**Problem requirements**: Your task is to gather the lines below that hold the string "копию".

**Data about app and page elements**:
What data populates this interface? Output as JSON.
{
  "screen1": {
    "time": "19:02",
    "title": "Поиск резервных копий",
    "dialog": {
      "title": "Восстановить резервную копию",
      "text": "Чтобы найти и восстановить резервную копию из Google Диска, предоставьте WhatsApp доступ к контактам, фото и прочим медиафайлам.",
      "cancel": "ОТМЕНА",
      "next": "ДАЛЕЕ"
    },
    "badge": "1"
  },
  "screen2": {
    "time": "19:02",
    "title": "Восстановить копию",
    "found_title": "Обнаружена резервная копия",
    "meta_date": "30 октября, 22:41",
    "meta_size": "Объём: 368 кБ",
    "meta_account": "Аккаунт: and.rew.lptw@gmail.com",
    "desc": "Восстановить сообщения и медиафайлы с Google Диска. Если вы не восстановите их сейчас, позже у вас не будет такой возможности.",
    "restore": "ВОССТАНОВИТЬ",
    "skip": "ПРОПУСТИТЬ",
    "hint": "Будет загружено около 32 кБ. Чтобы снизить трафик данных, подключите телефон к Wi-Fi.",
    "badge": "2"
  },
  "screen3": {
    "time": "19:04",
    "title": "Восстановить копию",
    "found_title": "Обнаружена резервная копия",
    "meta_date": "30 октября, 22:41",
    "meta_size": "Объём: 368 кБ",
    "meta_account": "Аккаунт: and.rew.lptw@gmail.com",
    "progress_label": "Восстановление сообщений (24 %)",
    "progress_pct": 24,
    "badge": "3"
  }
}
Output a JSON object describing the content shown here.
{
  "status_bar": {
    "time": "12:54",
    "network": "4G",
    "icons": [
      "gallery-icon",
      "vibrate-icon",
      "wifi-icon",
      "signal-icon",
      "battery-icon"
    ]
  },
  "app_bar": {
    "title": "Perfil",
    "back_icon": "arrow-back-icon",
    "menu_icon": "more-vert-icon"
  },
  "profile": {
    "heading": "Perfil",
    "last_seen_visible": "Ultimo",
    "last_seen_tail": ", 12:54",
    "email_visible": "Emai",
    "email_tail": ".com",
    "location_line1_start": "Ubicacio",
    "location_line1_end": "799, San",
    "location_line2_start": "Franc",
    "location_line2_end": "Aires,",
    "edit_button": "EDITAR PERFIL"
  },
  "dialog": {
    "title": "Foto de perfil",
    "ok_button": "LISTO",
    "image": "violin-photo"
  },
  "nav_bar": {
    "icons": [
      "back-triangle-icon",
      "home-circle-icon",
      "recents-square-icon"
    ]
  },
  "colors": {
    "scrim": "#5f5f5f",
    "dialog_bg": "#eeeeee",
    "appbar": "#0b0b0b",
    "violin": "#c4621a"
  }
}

**Result of the exercise**:
      "title": "Восстановить резервную копию",
      "text": "Чтобы найти и восстановить резервную копию из Google Диска, предоставьте WhatsApp доступ к контактам, фото и прочим медиафайлам.",
    "title": "Восстановить копию",
    "title": "Восстановить копию",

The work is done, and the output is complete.